In this year's NBA Draft, Jared Sullinger may become the new Dejuan Blair. Just a year ago, Sullinger was a lock to be in the top six, before he surprisingly opted to stay in school for another year. That decision may prove to be costly now. Not only did Ohio State under perform this year, but Sullinger is now being plagued by back problems.
Doctors recently diagnosed Sullinger with a bad back and believe that it could shorten his NBA playing career.
In response, Sullinger’s father and agent are trying to downplay the situation as much as possible.
David Falk says, "Jared has consulted with one of the foremost specialists of backs and spines, who has vast experience treating professional athletes. He has explained to us that Jared had extremely tight hamstrings that became tight because he had suffered an injury - that I don't think he was aware of - to his hamstring. He needs to maintain a vigilance with his flexibility. And if he does that, and keeps his weight at an appropriate level, then he should have absolutely no problems over the next 15 years."

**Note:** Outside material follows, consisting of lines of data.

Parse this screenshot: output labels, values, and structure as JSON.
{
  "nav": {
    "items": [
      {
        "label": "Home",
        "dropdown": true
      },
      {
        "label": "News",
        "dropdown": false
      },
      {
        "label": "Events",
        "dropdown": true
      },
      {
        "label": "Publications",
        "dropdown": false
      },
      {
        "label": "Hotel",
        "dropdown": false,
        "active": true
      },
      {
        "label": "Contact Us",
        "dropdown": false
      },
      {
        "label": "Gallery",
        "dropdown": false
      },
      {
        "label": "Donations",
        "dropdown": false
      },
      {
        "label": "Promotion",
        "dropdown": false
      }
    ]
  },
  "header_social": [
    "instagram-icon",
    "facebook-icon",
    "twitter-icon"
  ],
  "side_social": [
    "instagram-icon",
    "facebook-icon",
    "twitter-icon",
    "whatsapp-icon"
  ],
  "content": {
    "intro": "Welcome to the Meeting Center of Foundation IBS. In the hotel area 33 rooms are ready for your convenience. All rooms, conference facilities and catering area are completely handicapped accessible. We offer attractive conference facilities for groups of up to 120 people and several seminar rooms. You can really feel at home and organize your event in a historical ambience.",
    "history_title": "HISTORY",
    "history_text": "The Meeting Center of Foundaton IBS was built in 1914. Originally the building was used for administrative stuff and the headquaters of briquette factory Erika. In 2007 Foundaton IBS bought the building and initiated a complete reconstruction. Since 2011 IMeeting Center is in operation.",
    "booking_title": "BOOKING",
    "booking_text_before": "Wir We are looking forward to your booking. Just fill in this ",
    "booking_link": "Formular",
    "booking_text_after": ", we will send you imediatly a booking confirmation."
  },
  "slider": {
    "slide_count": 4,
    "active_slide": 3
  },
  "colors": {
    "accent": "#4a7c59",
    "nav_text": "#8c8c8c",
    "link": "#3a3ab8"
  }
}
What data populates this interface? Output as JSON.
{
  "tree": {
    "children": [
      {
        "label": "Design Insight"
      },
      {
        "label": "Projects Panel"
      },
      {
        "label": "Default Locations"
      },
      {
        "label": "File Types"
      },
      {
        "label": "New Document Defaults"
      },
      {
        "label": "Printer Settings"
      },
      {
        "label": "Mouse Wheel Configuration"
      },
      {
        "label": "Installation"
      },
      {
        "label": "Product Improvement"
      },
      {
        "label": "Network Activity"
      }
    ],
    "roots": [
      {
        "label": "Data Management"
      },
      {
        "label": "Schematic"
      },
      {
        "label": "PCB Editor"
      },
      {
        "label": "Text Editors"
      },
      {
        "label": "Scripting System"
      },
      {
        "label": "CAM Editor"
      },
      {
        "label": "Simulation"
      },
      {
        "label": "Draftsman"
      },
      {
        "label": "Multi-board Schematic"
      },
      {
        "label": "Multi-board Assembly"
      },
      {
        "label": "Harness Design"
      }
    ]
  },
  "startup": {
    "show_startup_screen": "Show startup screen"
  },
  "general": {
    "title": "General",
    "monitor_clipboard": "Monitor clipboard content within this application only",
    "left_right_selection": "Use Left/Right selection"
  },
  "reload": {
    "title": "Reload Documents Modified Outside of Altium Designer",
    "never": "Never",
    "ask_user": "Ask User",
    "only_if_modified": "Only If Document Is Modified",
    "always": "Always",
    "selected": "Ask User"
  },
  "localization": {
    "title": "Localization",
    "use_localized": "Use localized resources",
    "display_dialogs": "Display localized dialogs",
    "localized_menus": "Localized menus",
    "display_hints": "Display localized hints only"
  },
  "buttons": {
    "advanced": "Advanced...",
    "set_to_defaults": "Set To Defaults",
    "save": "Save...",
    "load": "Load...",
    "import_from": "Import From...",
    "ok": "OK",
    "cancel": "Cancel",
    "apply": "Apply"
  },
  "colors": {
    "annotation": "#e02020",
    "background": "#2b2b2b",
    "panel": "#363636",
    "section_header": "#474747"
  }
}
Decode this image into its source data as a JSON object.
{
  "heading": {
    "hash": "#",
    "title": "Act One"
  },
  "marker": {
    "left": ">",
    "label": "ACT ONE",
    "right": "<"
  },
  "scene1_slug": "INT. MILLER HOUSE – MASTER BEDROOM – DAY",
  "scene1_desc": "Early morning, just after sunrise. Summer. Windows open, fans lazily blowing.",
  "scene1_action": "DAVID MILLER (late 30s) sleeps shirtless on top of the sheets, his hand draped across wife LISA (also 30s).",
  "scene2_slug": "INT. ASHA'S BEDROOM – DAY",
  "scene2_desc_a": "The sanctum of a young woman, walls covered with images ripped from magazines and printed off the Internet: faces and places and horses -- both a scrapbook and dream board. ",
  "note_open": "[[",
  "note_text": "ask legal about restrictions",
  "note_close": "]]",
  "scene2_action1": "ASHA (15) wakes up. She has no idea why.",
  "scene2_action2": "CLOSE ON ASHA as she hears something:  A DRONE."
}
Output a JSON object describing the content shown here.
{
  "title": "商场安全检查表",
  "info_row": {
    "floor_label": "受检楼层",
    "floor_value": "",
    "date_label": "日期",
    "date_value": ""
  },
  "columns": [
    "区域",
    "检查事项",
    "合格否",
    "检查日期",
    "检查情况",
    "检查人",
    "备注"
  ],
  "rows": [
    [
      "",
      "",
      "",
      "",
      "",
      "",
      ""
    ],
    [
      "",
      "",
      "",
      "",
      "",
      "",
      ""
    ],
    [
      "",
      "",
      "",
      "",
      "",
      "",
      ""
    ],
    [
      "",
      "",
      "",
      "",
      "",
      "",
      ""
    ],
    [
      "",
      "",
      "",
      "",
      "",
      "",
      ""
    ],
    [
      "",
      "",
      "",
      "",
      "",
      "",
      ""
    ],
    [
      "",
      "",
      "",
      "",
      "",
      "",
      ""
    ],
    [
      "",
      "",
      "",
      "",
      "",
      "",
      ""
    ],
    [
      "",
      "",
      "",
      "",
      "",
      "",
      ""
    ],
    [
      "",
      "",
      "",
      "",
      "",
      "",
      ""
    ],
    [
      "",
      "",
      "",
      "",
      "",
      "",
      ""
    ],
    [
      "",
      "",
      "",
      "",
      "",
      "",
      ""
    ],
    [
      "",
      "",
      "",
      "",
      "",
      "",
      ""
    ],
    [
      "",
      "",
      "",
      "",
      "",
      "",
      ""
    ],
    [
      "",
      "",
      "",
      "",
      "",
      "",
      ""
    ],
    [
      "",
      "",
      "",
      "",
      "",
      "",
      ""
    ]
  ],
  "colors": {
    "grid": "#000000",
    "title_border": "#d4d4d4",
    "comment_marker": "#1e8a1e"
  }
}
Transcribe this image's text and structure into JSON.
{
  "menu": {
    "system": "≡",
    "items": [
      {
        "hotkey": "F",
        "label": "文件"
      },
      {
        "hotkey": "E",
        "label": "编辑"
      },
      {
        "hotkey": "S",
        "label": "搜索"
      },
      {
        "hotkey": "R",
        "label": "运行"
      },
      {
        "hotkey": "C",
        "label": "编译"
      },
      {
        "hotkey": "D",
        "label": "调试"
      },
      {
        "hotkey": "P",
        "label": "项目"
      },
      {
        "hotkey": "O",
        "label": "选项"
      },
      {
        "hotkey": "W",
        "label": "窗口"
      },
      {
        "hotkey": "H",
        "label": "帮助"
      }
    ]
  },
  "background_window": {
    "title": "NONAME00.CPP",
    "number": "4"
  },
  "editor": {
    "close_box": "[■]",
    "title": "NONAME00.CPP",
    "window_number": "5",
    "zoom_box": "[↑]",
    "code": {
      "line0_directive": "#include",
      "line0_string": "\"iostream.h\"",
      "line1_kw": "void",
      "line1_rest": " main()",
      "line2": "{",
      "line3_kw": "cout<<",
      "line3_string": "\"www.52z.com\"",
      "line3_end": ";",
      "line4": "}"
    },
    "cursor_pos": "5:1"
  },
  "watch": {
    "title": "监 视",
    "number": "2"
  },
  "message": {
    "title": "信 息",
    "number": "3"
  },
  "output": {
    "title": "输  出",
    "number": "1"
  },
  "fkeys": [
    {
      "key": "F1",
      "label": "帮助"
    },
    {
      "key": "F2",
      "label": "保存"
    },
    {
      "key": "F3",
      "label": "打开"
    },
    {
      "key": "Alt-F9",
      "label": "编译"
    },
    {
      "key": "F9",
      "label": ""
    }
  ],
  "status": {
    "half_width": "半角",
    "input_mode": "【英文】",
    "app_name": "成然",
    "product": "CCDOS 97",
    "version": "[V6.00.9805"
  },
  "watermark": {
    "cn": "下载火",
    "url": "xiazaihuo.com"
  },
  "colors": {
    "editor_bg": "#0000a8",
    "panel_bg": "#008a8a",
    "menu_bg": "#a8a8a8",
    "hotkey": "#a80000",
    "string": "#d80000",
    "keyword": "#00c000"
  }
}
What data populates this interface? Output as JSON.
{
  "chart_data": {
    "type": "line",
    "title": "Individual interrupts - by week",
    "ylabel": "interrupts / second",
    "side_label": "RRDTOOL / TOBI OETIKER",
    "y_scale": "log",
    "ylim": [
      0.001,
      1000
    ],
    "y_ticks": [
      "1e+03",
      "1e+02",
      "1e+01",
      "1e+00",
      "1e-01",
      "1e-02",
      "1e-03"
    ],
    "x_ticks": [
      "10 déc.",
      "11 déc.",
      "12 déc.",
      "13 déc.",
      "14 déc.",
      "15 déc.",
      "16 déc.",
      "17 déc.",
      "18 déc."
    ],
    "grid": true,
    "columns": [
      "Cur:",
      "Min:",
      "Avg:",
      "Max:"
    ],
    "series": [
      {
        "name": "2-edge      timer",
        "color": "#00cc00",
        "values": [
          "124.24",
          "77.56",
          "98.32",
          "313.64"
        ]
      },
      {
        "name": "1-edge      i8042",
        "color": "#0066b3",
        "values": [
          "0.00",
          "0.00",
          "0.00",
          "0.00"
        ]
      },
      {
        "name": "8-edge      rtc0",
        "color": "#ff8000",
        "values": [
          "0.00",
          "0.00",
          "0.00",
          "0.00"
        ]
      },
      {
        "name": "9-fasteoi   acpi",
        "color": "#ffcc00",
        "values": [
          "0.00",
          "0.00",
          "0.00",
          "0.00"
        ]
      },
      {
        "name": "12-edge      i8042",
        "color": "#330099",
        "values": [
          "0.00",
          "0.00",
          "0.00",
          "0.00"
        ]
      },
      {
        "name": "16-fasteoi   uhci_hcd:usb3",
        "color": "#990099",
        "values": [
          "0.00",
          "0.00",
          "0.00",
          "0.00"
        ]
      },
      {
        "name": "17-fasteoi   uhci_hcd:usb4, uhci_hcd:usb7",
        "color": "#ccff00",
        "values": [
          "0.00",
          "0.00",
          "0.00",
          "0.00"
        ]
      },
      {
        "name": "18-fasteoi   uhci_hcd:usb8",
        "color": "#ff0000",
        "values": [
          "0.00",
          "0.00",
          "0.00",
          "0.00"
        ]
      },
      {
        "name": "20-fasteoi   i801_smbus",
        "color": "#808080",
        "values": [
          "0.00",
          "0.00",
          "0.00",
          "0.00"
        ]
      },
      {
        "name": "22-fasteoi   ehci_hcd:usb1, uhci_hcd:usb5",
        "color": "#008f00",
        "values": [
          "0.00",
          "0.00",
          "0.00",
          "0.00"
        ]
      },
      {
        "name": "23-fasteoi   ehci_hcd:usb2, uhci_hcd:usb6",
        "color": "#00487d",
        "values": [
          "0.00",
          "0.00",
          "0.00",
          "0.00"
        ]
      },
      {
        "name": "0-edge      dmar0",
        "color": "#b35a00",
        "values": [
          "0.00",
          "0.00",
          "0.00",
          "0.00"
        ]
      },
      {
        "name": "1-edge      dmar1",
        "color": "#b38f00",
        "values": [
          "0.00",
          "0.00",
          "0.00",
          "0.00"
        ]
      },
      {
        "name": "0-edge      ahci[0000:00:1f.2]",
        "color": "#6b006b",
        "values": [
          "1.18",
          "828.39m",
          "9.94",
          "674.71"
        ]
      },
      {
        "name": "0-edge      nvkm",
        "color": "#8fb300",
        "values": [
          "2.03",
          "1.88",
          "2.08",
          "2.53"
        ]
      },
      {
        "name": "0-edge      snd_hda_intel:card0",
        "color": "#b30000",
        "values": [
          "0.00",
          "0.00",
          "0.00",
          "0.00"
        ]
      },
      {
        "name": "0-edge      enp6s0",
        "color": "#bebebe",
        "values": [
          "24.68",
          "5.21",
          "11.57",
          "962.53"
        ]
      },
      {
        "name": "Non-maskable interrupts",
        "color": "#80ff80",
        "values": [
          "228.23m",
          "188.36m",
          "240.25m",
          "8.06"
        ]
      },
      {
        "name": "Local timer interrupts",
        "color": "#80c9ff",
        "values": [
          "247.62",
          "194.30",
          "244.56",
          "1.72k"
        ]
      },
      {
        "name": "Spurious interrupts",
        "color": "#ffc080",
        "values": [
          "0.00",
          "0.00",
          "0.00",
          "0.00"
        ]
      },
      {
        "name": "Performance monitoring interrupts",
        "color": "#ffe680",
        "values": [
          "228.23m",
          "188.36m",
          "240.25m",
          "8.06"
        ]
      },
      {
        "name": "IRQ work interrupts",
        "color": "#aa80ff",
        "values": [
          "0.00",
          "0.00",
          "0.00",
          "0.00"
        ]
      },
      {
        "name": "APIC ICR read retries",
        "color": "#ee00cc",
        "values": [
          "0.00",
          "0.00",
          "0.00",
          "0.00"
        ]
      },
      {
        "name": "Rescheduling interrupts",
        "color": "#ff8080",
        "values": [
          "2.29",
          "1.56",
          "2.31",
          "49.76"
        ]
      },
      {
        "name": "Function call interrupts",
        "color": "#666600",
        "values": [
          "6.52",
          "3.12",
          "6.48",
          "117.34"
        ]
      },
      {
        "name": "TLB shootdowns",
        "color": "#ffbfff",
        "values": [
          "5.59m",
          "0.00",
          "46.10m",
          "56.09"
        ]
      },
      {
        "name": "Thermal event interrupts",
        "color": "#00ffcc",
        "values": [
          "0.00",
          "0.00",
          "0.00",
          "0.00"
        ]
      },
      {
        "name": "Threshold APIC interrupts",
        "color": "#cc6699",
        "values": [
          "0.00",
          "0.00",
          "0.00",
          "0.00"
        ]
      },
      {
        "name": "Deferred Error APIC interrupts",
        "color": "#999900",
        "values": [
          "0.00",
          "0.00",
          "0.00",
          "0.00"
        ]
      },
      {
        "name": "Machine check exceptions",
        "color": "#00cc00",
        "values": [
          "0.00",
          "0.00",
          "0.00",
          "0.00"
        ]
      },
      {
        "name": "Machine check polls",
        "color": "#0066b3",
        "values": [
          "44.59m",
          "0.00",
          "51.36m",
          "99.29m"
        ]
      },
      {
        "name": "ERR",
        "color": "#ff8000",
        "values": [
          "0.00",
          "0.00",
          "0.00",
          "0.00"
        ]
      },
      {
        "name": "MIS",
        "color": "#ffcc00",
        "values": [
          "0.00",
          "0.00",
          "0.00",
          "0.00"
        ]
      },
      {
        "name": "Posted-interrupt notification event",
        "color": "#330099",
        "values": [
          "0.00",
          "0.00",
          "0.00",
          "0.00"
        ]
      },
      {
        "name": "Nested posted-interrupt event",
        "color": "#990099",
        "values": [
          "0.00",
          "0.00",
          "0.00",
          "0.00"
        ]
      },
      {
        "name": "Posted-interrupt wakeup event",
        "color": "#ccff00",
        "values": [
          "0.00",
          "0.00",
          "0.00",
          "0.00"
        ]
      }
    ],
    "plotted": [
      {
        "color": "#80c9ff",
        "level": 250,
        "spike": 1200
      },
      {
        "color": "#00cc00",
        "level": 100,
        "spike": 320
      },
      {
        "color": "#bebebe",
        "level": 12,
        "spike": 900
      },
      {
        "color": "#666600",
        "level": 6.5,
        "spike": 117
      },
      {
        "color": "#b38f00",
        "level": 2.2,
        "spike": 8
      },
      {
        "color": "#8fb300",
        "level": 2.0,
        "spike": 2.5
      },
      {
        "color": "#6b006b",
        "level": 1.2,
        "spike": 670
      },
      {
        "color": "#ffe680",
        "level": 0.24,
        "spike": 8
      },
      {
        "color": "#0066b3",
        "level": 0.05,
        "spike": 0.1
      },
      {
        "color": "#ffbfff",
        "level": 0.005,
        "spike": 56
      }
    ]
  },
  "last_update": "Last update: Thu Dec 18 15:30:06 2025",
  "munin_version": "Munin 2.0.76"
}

Sullinger has been in the NBA combine getting measured, timed, and tested for all sorts of sports analytics. Scouts use these numbers to gauge how effective a player may be in the NBA. Having said that, they're just numbers. And sometimes numbers do lie.
The fact of the matter is, there are some students that are great at taking tests, but still end up getting bad grades because of work ethic, discipline, etc. And then there are students who are terrible test takers, but end up getting good grades because of all their hard work. Sullinger is part of the latter group. After testing below par on some of the stations, Sullinger said, "I'm not a testing type of guy. I'm a basketball player."
Jared Sullinger may not have the right testing results or body type to be a franchise type of player, but he is the type of player that can bring a mediocre team into the playoffs; something that most rookies will not be able to say.